Schneider is planning to deploy 5G across all its factories and other facilities to support the roll-out of IoT technology, while shifting 90 percent of its overall IT infrastructure into the cloud.
“Overall, Schneider has about 1,000 locations. Out of that, we have anywhere from 350 to 500 manufacturing and distribution centers. The rest are sales offices and other back-offices,” Zach Nimboorkar, Vice President of Global IT Infrastructure and Operations at Schneider Electric told DCD CEO George Rockett in a recent DCD>Talks video.
With so many manufacturing sites, there are always assets depreciating and requiring investment, Nimboorkar told Rockett – plants stuffed with conventional IT that needs to be updated. “If you want to talk about modernizing infrastructure, that’s where the ‘industrial edge’ comes into play. Because now we’re living in a world of hybrid computing, with cloud and other IT resources that need to be really close to our manufacturing lines.
“So what we’re trying to do is leverage edge computing and also 5G, connecting 5G to our IoT platform within the manufacturing facilities to do that hybrid connectivity, whether it needs to be connected to the traditional data centers or cloud. There’s quite a bit of excitement [at Schneider] about that, and we’re working on several different strategies. Depending on the use cases, that could be huge,” said Nimboorkar.
However, he admitted, as traditional IT merges with operational IT, security will be an issue. “The traditional IT space never really merged with the operational technology space. They remain two separate entities. The way we are bringing these two together is via segmentation. From a security standpoint, we use firewalls to separate the two spaces.
“But on the operational technology side, because there’s a lot of IoT-enabled infrastructure, we need to connect them to the internet. How do we do that in a secure fashion? By segmenting the IoT-operational technology space, putting some security measures in the middle of both IT and the OT. And we’re able to secure all the endpoints that are sitting on the OT side and get them connected to the internet,” said Nimboorkar.
For people working on the operational technology side, though, the security posture required may be new, he added, with IT likely to take the lead in pushing through policies that give a higher priority to security.
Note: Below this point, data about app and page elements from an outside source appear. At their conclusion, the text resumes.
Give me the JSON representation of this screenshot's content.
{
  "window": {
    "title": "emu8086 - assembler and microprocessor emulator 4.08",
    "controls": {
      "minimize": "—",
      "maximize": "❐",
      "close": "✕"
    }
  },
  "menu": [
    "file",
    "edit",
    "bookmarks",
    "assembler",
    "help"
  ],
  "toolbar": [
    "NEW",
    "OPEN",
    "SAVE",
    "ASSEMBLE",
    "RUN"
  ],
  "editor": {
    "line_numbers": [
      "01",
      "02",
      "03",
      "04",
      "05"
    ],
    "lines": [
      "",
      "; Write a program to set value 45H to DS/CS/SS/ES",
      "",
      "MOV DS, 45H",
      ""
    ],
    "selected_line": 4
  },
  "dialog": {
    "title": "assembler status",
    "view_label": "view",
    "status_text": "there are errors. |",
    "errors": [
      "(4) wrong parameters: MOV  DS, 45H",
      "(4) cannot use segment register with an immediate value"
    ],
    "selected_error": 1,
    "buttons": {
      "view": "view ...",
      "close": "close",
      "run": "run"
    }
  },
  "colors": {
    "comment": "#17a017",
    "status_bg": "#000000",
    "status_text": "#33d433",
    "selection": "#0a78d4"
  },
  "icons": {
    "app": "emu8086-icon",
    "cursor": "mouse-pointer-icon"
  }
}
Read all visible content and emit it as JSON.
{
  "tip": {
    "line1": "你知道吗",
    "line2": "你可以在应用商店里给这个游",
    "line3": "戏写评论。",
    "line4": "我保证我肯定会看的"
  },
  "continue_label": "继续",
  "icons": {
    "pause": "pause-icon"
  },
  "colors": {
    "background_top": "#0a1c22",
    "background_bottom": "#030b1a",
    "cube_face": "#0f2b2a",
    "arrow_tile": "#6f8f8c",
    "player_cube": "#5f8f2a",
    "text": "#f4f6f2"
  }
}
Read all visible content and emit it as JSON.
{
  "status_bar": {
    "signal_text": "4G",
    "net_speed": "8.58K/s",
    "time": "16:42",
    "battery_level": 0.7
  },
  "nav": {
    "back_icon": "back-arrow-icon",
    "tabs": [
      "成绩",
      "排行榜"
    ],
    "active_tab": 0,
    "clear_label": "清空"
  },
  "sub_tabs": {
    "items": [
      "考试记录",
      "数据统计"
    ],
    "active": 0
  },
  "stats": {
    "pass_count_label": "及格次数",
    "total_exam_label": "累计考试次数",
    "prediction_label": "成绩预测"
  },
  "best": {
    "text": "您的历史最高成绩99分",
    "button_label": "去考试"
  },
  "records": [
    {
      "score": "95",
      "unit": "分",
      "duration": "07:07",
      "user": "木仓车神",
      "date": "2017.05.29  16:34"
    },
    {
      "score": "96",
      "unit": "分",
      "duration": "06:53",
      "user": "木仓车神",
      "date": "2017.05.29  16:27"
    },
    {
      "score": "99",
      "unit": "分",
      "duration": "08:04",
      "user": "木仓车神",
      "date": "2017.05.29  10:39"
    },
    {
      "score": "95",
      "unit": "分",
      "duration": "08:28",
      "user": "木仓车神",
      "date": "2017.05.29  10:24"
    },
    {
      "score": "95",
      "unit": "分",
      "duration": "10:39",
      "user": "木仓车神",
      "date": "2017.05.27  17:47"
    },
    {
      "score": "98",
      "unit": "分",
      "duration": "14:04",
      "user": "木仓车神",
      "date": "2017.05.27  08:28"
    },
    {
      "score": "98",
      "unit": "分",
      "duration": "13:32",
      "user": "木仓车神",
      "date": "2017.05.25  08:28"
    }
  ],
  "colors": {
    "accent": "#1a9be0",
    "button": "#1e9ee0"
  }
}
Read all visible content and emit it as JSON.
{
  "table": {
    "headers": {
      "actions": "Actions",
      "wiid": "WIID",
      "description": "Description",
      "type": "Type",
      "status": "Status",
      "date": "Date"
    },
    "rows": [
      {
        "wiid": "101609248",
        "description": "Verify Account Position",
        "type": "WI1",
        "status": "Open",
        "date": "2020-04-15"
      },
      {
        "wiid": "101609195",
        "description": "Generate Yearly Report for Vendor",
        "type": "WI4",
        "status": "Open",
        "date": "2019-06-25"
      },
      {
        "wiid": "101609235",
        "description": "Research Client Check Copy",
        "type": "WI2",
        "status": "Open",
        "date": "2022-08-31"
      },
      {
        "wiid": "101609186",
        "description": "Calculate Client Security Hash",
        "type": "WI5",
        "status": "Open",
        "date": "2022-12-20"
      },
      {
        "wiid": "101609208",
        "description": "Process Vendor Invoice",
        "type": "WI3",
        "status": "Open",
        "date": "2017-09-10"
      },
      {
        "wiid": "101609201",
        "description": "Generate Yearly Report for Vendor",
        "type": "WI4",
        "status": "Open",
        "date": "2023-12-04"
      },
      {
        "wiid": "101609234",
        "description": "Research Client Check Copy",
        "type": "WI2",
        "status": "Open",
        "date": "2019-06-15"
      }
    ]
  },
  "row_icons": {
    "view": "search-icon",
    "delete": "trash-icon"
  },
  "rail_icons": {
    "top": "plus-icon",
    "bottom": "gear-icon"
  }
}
“That's where there was a lot of contention. But now, I think, IT is providing the capabilities for the operational technology space,” said Nimboorkar. The two ‘sides’ have to work together because OT requires fast, real-time connectivity, with IoT devices that can only be efficiently connected via software-defined networks (SDN), with 5G for broader connectivity. In addition to provide the technology to do all this, IT also has to ensure it is secure.
Furthermore, pointed out Nimboorkar, one of the key enabling technologies behind IoT – one that has been relatively little talked about – has been SDN.
“There wasn’t a lot of innovation until SDN came out, although SDN is basically DMVPN [Dynamic Multipoint Virtual Private Network] on steroids… With the hybrid model of edge computing, and then also cloud computing, we are able to help our business business units to be much more agile in terms of where they place their workloads. They don't want to deal with the connectivity, so we are here to help them with that.
“After SDN, came 5G. Again, this is not just a buzzword. I believe that we are close to leveraging 5G even for our field locations. But what I'm most excited about is leveraging 5G technology to replace traditional network capabilities, like MPLS [Multiprotocol Label Switching] and broadband.
“Some of the locations we have, always need to be on, so right now we’re leveraging 4G to do backup. With the increased speed and density of 5G, we will be able to expand that into our manufacturing plant.
“That’s primarily from a connectivity perspective. From an infrastructure standpoint, as I mentioned earlier, we are are looking to exit from many of our traditional data centers to migrate as much as possible into cloud and leverage colos to provide hyper converged infrastructure.
“If, one day, I want to move workloads from the cloud to a colo, I can easily do that with layer two extension of hyper-converged infrastructure. And if cloud becomes less economical in future, then I have the option of moving those workloads to a colo, or to any of the edge data centers that we may have.”
As a result, suggested Nimboorkar, “We could have workloads anywhere, any place, and have anyone connect to them from our internal Schneider Electric ecosystem more efficiently.”
Watch the full interview here: